We not only engage with fintechs to facilitate their development, we also experiment with them. As central banks and supervisors, we are integral players in financial innovation. The Banque de France Lab, a laboratory for innovation, works closely with numerous fintechs to identify, explore and experiment with new solutions. Another example of our commitment to cooperation to promote innovation is the establishment of the European branch of the BIS Innovation Hub, which chose Paris as well as Frankfurt. The Banque de France's openness to innovation is one of the priorities of our strategic plan "Building 2024 together": "capture more innovations with the business lines and their ecosystems, and accelerate their implementation".

I would like to take two recent examples: central bank digital currencies (CBDCs) and artificial intelligence.

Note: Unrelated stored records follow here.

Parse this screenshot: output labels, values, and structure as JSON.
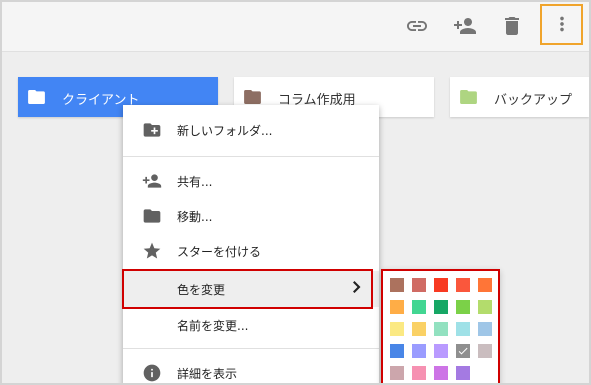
{
  "toolbar": {
    "link_icon": "link-icon",
    "add_person_icon": "person-add-icon",
    "delete_icon": "trash-icon",
    "more_icon": "more-vert-icon"
  },
  "folders": [
    {
      "label": "クライアント",
      "color": "#ffffff",
      "selected": true
    },
    {
      "label": "コラム作成用",
      "color": "#8d6e63",
      "selected": false
    },
    {
      "label": "バックアップ",
      "color": "#aed581",
      "selected": false
    }
  ],
  "menu": {
    "items": [
      {
        "label": "新しいフォルダ...",
        "icon": "folder-add-icon"
      },
      {
        "label": "共有...",
        "icon": "person-add-icon"
      },
      {
        "label": "移動...",
        "icon": "folder-icon"
      },
      {
        "label": "スターを付ける",
        "icon": "star-icon"
      },
      {
        "label": "色を変更",
        "icon": "",
        "highlighted": true
      },
      {
        "label": "名前を変更...",
        "icon": ""
      },
      {
        "label": "詳細を表示",
        "icon": "info-icon"
      }
    ]
  },
  "palette": {
    "colors": [
      [
        "#ac725e",
        "#d06b64",
        "#f83a22",
        "#fa573c",
        "#ff7537"
      ],
      [
        "#ffad46",
        "#42d692",
        "#16a765",
        "#7bd148",
        "#b3dc6c"
      ],
      [
        "#fbe983",
        "#fad165",
        "#92e1c0",
        "#9fe1e7",
        "#9fc6e7"
      ],
      [
        "#4986e7",
        "#9a9cff",
        "#b99aff",
        "#8f8f8f",
        "#cabdbf"
      ],
      [
        "#cca6ac",
        "#f691b2",
        "#cd74e6",
        "#a47ae2",
        ""
      ]
    ],
    "selected": "#8f8f8f"
  }
}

At the Banque de France, we carried out a programme of nine "wholesale" CBDC experiments with some fintechs. We were able to test several use cases (including securities settlement or cross-border payments) with several different technical solutions – public blockchains, private blockchains, other "distributed" solutions. We have identified the interests of players who do not have access to central bank money today in settling in a CBDC tomorrow, and explored possible linkages and synergies between wholesale and retail CBDCs. This contributes to the ongoing work in the Eurosystem, in which we decided on 14 July to launch a prototype, and to decide accordingly in 2023 about the launch of a digital euro, which could be concretely achieved around three years later.

As regards artificial intelligence, last July we organised the first ACPR Tech Sprint to test the market on the concept of algorithm explainability. The challenge was for teams of data scientists to design tools to explain credit risk models with which they were unfamiliar. The event was a great success, with 24 teams registered, including some students in order to raise awareness of these issues among our future data scientists. Allow me to quote the testimony of one of the banks that designed one of the models for the ACPR's Tech Sprint: "It is interesting to create community dynamics around these issues because we can see that it is not the banks against the ACPR or the banks against each other: trust in artificial intelligence is a matter for everyone and we really stand to gain from working as an ecosystem on this subject".

I would like to conclude with a quotation from Georges Bernanos, who was certainly not a lover of technology, but was a great writer: "We don't endure the future, we create it". Faced with the acceleration of digital technology and Bigtechs, we must develop a more "Schumpeterian" finance capable of fostering the emergence of innovative European players. And I firmly believe in the role that you, the fintechs, have in reshaping the financial landscape alongside the existing players who are themselves undergoing transformation. Keep that spark of originality that encourages you to push the existing limits even further, and continue to develop French and European technological know-how. Thank you for your attention.